CHEE330

Heat and Mass Transfer

Personnel

Instructor

Dominik BarzDupuis 213barzd@queensu.ca613-533-6000 x 79470

TAs

Ali KhazaeliDupuis 23915ak52@queensu.ca
Mahmoud KhademiDupuis 23914mk57@queensu.ca
Sreeman MypatiDupuis 239s.mypati@queensu.ca

Course Description

This course follows a unified approach to introduce the physical origins and rate equations of heat and mass transfer. The principal topics covered include identification of the driving forces for heat and mass diffusion, development of transport models from first principles, steady state and transient solutions, and convective transfer. The boundary layer analogies are introduced. Closed form analytical solutions and correlations derived from dimensional analysis are used to estimate the heat and mass transfer convection coefficients. (0/0/0/42/0)

Objectives and Outcomes

The principal objective of the course is to provide the necessary tools to help engineers design and operate processes and unit operations in chemical engineering and engineering chemistry. The students will learn how to identify the fundamental heat and mass transfer mechanisms. The course will teach the concepts and methodology needed to develop mass and energy balances and to simplify them and obtain solutions that are applicable to real problems.

Specific course learning outcomes include:

  1. Identification of mechanisms of heat and mass transfer. Formulation of rate equations.
  2. Development of transport models based on the differential equations of heat and mass transfer and their simplified forms; identification of suitable boundary conditions.
  3. Solutions of the differential equations for steady-state, one-dimensional problems; solutions for non-steady state problems.
  4. Estimation of heat and mass transfer coefficients based on dimensional analysis, boundary layer analysis and similarity between momentum, heat and mass transfer.
  5. Solution of problems involving convective heat and mass transfer in one phase and two phase systems

This course assesses the following attributes:

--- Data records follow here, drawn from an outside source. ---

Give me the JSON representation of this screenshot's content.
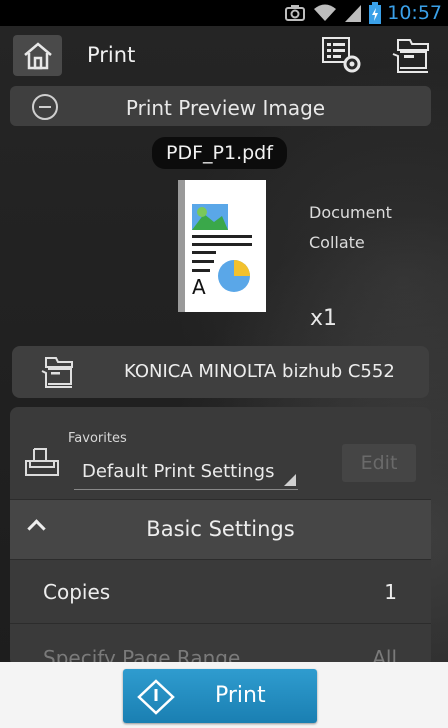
{
  "status_bar": {
    "time": "10:57",
    "time_color": "#3aa0e8"
  },
  "header": {
    "title": "Print"
  },
  "preview": {
    "label": "Print Preview Image",
    "file_name": "PDF_P1.pdf"
  },
  "document": {
    "info_line1": "Document",
    "info_line2": "Collate",
    "copies_multiplier": "x1"
  },
  "printer": {
    "name": "KONICA MINOLTA bizhub C552"
  },
  "favorites": {
    "label": "Favorites",
    "selected": "Default Print Settings",
    "edit_label": "Edit"
  },
  "basic_settings": {
    "label": "Basic Settings",
    "rows": [
      {
        "label": "Copies",
        "value": "1"
      },
      {
        "label": "Specify Page Range",
        "value": "All"
      }
    ]
  },
  "print_button": {
    "label": "Print",
    "color": "#1f8cc1"
  }
}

Knowledge base for engineering – KB-HT, KB-MT (CLO 1-5):

  • Calculates heat transfer rates and temperature distributions in engineering applications
  • Calculates mass transfer rates and concentration distributions in engineering applications

Problem analysis: Selects and applies appropriate quantitative models, analyses, and boundary conditions to solve problems. (CLO 2, 3)

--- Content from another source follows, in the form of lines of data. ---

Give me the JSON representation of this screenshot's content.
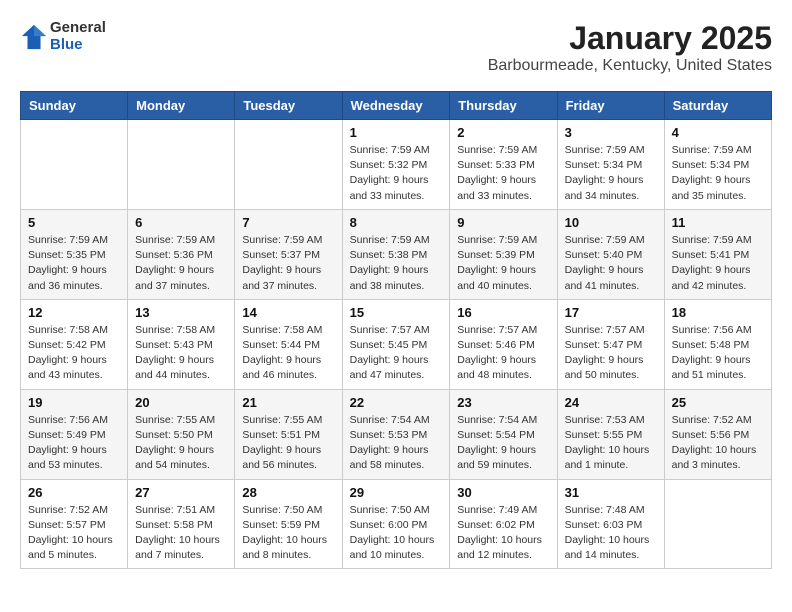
{
  "header": {
    "logo_general": "General",
    "logo_blue": "Blue",
    "month": "January 2025",
    "location": "Barbourmeade, Kentucky, United States"
  },
  "weekdays": [
    "Sunday",
    "Monday",
    "Tuesday",
    "Wednesday",
    "Thursday",
    "Friday",
    "Saturday"
  ],
  "weeks": [
    [
      {
        "day": "",
        "info": ""
      },
      {
        "day": "",
        "info": ""
      },
      {
        "day": "",
        "info": ""
      },
      {
        "day": "1",
        "info": "Sunrise: 7:59 AM\nSunset: 5:32 PM\nDaylight: 9 hours and 33 minutes."
      },
      {
        "day": "2",
        "info": "Sunrise: 7:59 AM\nSunset: 5:33 PM\nDaylight: 9 hours and 33 minutes."
      },
      {
        "day": "3",
        "info": "Sunrise: 7:59 AM\nSunset: 5:34 PM\nDaylight: 9 hours and 34 minutes."
      },
      {
        "day": "4",
        "info": "Sunrise: 7:59 AM\nSunset: 5:34 PM\nDaylight: 9 hours and 35 minutes."
      }
    ],
    [
      {
        "day": "5",
        "info": "Sunrise: 7:59 AM\nSunset: 5:35 PM\nDaylight: 9 hours and 36 minutes."
      },
      {
        "day": "6",
        "info": "Sunrise: 7:59 AM\nSunset: 5:36 PM\nDaylight: 9 hours and 37 minutes."
      },
      {
        "day": "7",
        "info": "Sunrise: 7:59 AM\nSunset: 5:37 PM\nDaylight: 9 hours and 37 minutes."
      },
      {
        "day": "8",
        "info": "Sunrise: 7:59 AM\nSunset: 5:38 PM\nDaylight: 9 hours and 38 minutes."
      },
      {
        "day": "9",
        "info": "Sunrise: 7:59 AM\nSunset: 5:39 PM\nDaylight: 9 hours and 40 minutes."
      },
      {
        "day": "10",
        "info": "Sunrise: 7:59 AM\nSunset: 5:40 PM\nDaylight: 9 hours and 41 minutes."
      },
      {
        "day": "11",
        "info": "Sunrise: 7:59 AM\nSunset: 5:41 PM\nDaylight: 9 hours and 42 minutes."
      }
    ],
    [
      {
        "day": "12",
        "info": "Sunrise: 7:58 AM\nSunset: 5:42 PM\nDaylight: 9 hours and 43 minutes."
      },
      {
        "day": "13",
        "info": "Sunrise: 7:58 AM\nSunset: 5:43 PM\nDaylight: 9 hours and 44 minutes."
      },
      {
        "day": "14",
        "info": "Sunrise: 7:58 AM\nSunset: 5:44 PM\nDaylight: 9 hours and 46 minutes."
      },
      {
        "day": "15",
        "info": "Sunrise: 7:57 AM\nSunset: 5:45 PM\nDaylight: 9 hours and 47 minutes."
      },
      {
        "day": "16",
        "info": "Sunrise: 7:57 AM\nSunset: 5:46 PM\nDaylight: 9 hours and 48 minutes."
      },
      {
        "day": "17",
        "info": "Sunrise: 7:57 AM\nSunset: 5:47 PM\nDaylight: 9 hours and 50 minutes."
      },
      {
        "day": "18",
        "info": "Sunrise: 7:56 AM\nSunset: 5:48 PM\nDaylight: 9 hours and 51 minutes."
      }
    ],
    [
      {
        "day": "19",
        "info": "Sunrise: 7:56 AM\nSunset: 5:49 PM\nDaylight: 9 hours and 53 minutes."
      },
      {
        "day": "20",
        "info": "Sunrise: 7:55 AM\nSunset: 5:50 PM\nDaylight: 9 hours and 54 minutes."
      },
      {
        "day": "21",
        "info": "Sunrise: 7:55 AM\nSunset: 5:51 PM\nDaylight: 9 hours and 56 minutes."
      },
      {
        "day": "22",
        "info": "Sunrise: 7:54 AM\nSunset: 5:53 PM\nDaylight: 9 hours and 58 minutes."
      },
      {
        "day": "23",
        "info": "Sunrise: 7:54 AM\nSunset: 5:54 PM\nDaylight: 9 hours and 59 minutes."
      },
      {
        "day": "24",
        "info": "Sunrise: 7:53 AM\nSunset: 5:55 PM\nDaylight: 10 hours and 1 minute."
      },
      {
        "day": "25",
        "info": "Sunrise: 7:52 AM\nSunset: 5:56 PM\nDaylight: 10 hours and 3 minutes."
      }
    ],
    [
      {
        "day": "26",
        "info": "Sunrise: 7:52 AM\nSunset: 5:57 PM\nDaylight: 10 hours and 5 minutes."
      },
      {
        "day": "27",
        "info": "Sunrise: 7:51 AM\nSunset: 5:58 PM\nDaylight: 10 hours and 7 minutes."
      },
      {
        "day": "28",
        "info": "Sunrise: 7:50 AM\nSunset: 5:59 PM\nDaylight: 10 hours and 8 minutes."
      },
      {
        "day": "29",
        "info": "Sunrise: 7:50 AM\nSunset: 6:00 PM\nDaylight: 10 hours and 10 minutes."
      },
      {
        "day": "30",
        "info": "Sunrise: 7:49 AM\nSunset: 6:02 PM\nDaylight: 10 hours and 12 minutes."
      },
      {
        "day": "31",
        "info": "Sunrise: 7:48 AM\nSunset: 6:03 PM\nDaylight: 10 hours and 14 minutes."
      },
      {
        "day": "",
        "info": ""
      }
    ]
  ]
}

Relevance to the Program

This engineering science course covers aspects of heat and mass transfer, which together with fluid mechanics comprise one of the corner stones of chemical engineering and engineering chemistry, the so-called "transport courses". The engineering science skills taught in this course are required for 3rd year courses (CHEE 331/332/333 – Design and scale-up of unit operations, CHEE 323 – Industrial catalysis) and 4th year courses (CHEE 412-Transport Phenomena in Chemical Engineering, CHEE 470-Design of Manufacturing processes, CHEE 442 – Introduction to biomedical engineering).

The course assumes knowledge of 2nd year fluid mechanics and thermodynamics.

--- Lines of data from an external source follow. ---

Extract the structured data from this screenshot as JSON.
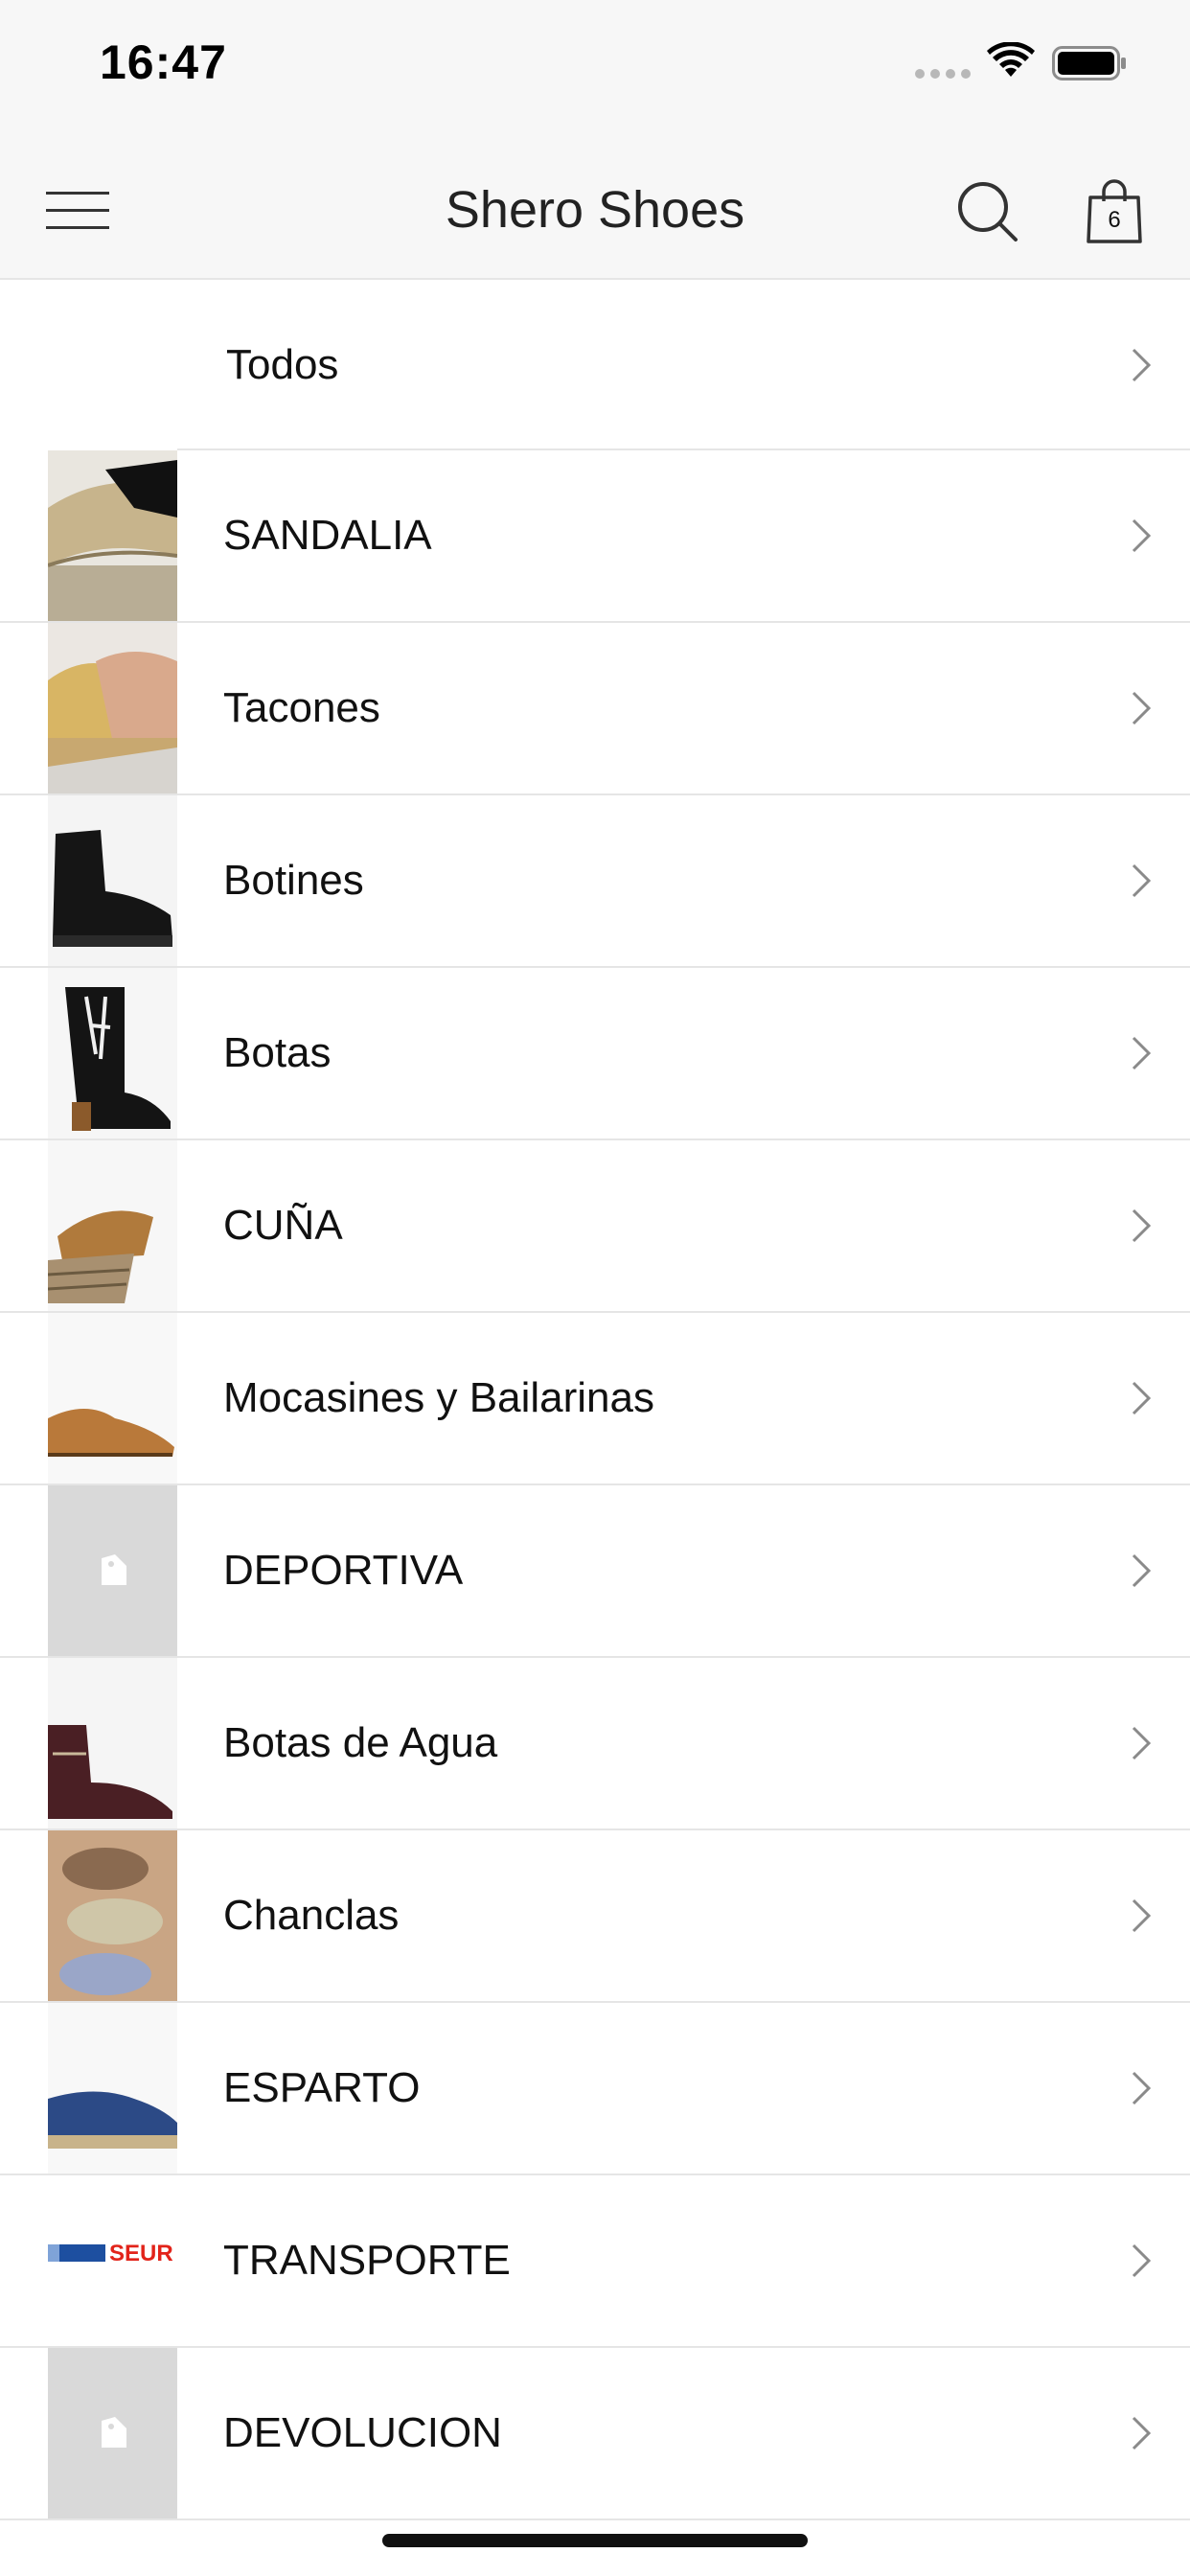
{
  "status_bar": {
    "time": "16:47"
  },
  "nav": {
    "title": "Shero Shoes",
    "cart_count": "6"
  },
  "categories": [
    {
      "label": "Todos",
      "icon": "none"
    },
    {
      "label": "SANDALIA",
      "icon": "sandal-photo"
    },
    {
      "label": "Tacones",
      "icon": "heels-photo"
    },
    {
      "label": "Botines",
      "icon": "ankle-boot-photo"
    },
    {
      "label": "Botas",
      "icon": "cowboy-boot-photo"
    },
    {
      "label": "CUÑA",
      "icon": "wedge-photo"
    },
    {
      "label": "Mocasines y Bailarinas",
      "icon": "flat-shoe-photo"
    },
    {
      "label": "DEPORTIVA",
      "icon": "tag-placeholder"
    },
    {
      "label": "Botas de Agua",
      "icon": "rain-boot-photo"
    },
    {
      "label": "Chanclas",
      "icon": "slides-photo"
    },
    {
      "label": "ESPARTO",
      "icon": "espadrille-photo"
    },
    {
      "label": "TRANSPORTE",
      "icon": "seur-logo",
      "logo_text": "SEUR"
    },
    {
      "label": "DEVOLUCION",
      "icon": "tag-placeholder"
    }
  ],
  "colors": {
    "bar_background": "#f7f7f7",
    "separator": "#e5e5e5",
    "placeholder_gray": "#d9d9d9",
    "seur_blue": "#1d4fa0",
    "seur_red": "#e2231a"
  }
}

Course Structure and Activities

3 lecture hours + 1 tutorial hour per week.  Refer to Queen’s online tools for times and schedules.

Resources

Mandatory Textbook: "Heat and Mass Transfer", by Welty, Rorrer and Foster (WRF). This custom textbook is available from the campus bookstore in hard copy and e-book formats. It is compiled from the textbook "Fundamentals of Momentum, Heat, and Mass Transfer" by the same authors, 6th edition, published by Wiley in 2015 (Chapters 15-30). This custom textbook is listed as mandatory. The original textbook is acceptable. Please note that the 5th edition of the same textbook by Welty, Wicks, Wilson, Rorrer (WWWR) is also acceptable (2008).

Secondary textbooks: Bergman, T.L., Lavine, A.S., Incropera, F.P. and DeWitt, D.P., "Fundamentals of heat and mass transfer", 7th Ed. Wiley (Incropera). Brodkey, R.S. and Hershey, H.C., “Transport Phenomena: A Unified Approach”, McGraw-Hill (Brodkey). A copy of each of these textbooks has been placed on reserve at Queen’s Library.

All course materials (e.g. class notes; tutorials; assignments; problem sets; equation sheets, etc.) are available on the CHEE 330 onQ site, which is the primary LMS used for this course. If you are registered for the course, you can access this information at https://courses.engineering.queensu.ca/.